▶ **YOUR TASK**: With the pictures omitted, write out the entries that follow exactly as they stand.

** Opening THE DATA block **

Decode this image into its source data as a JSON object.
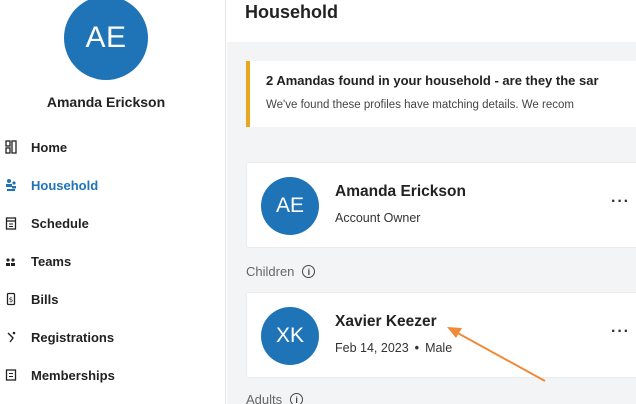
{
  "sidebar": {
    "profile": {
      "initials": "AE",
      "name": "Amanda Erickson"
    },
    "items": [
      {
        "label": "Home",
        "icon": "home-icon",
        "active": false
      },
      {
        "label": "Household",
        "icon": "household-icon",
        "active": true
      },
      {
        "label": "Schedule",
        "icon": "schedule-icon",
        "active": false
      },
      {
        "label": "Teams",
        "icon": "teams-icon",
        "active": false
      },
      {
        "label": "Bills",
        "icon": "bills-icon",
        "active": false
      },
      {
        "label": "Registrations",
        "icon": "registrations-icon",
        "active": false
      },
      {
        "label": "Memberships",
        "icon": "memberships-icon",
        "active": false
      }
    ]
  },
  "main": {
    "title": "Household",
    "alert": {
      "title": "2 Amandas found in your household - are they the sar",
      "body": "We've found these profiles have matching details. We recom"
    },
    "owner": {
      "initials": "AE",
      "name": "Amanda Erickson",
      "role": "Account Owner",
      "menu": "···"
    },
    "children_label": "Children",
    "child": {
      "initials": "XK",
      "name": "Xavier Keezer",
      "dob": "Feb 14, 2023",
      "separator": "•",
      "gender": "Male",
      "menu": "···"
    },
    "adults_label": "Adults"
  },
  "colors": {
    "accent": "#1f74b8",
    "warning": "#e9a621",
    "annotation_arrow": "#f08a3a"
  }
}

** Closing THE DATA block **

▶ **ANSWER BELOW**:
Decode this image into its source data as a JSON object.
{
  "sidebar": {
    "profile": {
      "initials": "AE",
      "name": "Amanda Erickson"
    },
    "items": [
      {
        "label": "Home",
        "icon": "home-icon",
        "active": false
      },
      {
        "label": "Household",
        "icon": "household-icon",
        "active": true
      },
      {
        "label": "Schedule",
        "icon": "schedule-icon",
        "active": false
      },
      {
        "label": "Teams",
        "icon": "teams-icon",
        "active": false
      },
      {
        "label": "Bills",
        "icon": "bills-icon",
        "active": false
      },
      {
        "label": "Registrations",
        "icon": "registrations-icon",
        "active": false
      },
      {
        "label": "Memberships",
        "icon": "memberships-icon",
        "active": false
      }
    ]
  },
  "main": {
    "title": "Household",
    "alert": {
      "title": "2 Amandas found in your household - are they the sar",
      "body": "We've found these profiles have matching details. We recom"
    },
    "owner": {
      "initials": "AE",
      "name": "Amanda Erickson",
      "role": "Account Owner",
      "menu": "···"
    },
    "children_label": "Children",
    "child": {
      "initials": "XK",
      "name": "Xavier Keezer",
      "dob": "Feb 14, 2023",
      "separator": "•",
      "gender": "Male",
      "menu": "···"
    },
    "adults_label": "Adults"
  },
  "colors": {
    "accent": "#1f74b8",
    "warning": "#e9a621",
    "annotation_arrow": "#f08a3a"
  }
}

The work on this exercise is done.